Antagonists are such a pain. Why should a writer bother with one, or more? All they do is cause trouble!
Exactly! A story needs to have opposing forces, conflict, and struggle. Otherwise, it won’t be a story worth writing–or reading. Creating your protagonist (main character) and sending him on his merry way might be the easy part. Pitting someone or something against him (the antagonist) is another matter. Now that you know you need one, let’s explore some options. And just so you know, you can (and probably should) have more than one!
The Natural World
Let’s say you send your main character (MC) out into the world on some sort of quest or adventure. The weather may be picture-perfect as he starts out, but then it turns. The sky that was blue now has storm clouds building, the temperature drops, and there is nowhere to find shelter from the approaching storm. Does your MC mistakenly eat something that makes him sick? No food? No water? Can’t build a fire to stay warm? Wild animals circle and threaten to attack? At the expense of your MC, you can have great fun throwing roadblocks into the path of success.
Are there otherworldly threats that can harm/destroy your MC or make his quest unattainable? Can others read his thoughts and/or emotions? Is there a social structure that prevents him from getting where he needs to go and achieving his goal? Is there a traitor in his midst? Have fun exploring the possibilities of causing some major trouble for your MC!
Your MC may find that someone he considered a friend has betrayed that friendship for his own benefit or at some point shows their true colors. Perhaps a romantic partner has been unfaithful and lied to cover it up. Someone your MC depended on has suddenly gone missing, or worse.
Characters don’t always need to be human, so think about other aspects of your story. Has the city where your MC grew up changed from friendly and familiar to dangerous and hostile? Has a medication that has always been stable and dependable suddenly triggered an allergic reaction? Perhaps someone hacked into your MC’s bank account and cleaned it out. Maybe his car has been stolen or towed. The documents your MC needed have gone missing. A beloved pet hasn’t returned! About the pet I just mentioned… it seems a good place for a reminder that antagonists don’t always have to be bad. They just have to oppose or stand in the way of your MC reaching his goal.
Your Own Worst Enemy
Can an antagonist reside within the protagonist? At first, it sounds weird and creepy, but hear me out. Can the antagonist be an unfounded fear of something? Nightmares that can’t be explained? What about a bad habit that your MC is trying to overcome? Example: Your MC is pretty sure he has that smoking/drinking habit licked, then one evening it all comes crashing down. Has something happened in your MC’s past that makes it hard for them to trust again? Are they afraid of failing or succeeding, or both?

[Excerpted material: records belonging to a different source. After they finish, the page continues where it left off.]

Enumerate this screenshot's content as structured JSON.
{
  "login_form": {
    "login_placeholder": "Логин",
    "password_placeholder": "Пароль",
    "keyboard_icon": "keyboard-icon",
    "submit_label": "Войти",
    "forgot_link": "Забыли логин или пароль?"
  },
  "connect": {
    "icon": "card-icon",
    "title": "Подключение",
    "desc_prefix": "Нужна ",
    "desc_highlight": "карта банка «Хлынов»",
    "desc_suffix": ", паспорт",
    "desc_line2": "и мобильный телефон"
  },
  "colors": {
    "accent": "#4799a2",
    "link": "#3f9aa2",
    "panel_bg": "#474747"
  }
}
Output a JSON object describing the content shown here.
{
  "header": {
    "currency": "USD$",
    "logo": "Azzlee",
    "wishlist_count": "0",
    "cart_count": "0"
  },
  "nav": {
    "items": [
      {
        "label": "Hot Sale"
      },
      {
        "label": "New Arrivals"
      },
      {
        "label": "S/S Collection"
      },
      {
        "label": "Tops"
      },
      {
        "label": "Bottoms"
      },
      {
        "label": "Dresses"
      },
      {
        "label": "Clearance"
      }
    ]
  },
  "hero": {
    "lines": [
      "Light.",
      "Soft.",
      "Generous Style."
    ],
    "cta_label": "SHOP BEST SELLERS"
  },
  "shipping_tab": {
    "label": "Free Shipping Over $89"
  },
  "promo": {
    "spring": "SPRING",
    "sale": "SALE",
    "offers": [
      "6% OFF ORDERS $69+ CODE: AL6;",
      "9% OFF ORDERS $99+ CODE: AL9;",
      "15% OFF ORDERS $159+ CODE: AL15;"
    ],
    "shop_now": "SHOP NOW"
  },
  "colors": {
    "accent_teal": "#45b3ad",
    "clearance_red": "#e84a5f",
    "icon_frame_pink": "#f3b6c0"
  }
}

As a writer, you need to ensure your MC gets over/around/through the roadblocks you’ve put in his way in order to bring your story to a satisfying conclusion. Some, but perhaps not all. Antagonists come in all shapes, sizes, and colors. Some will be overcome, and some may remain. That’s for you, the storyteller, to decide.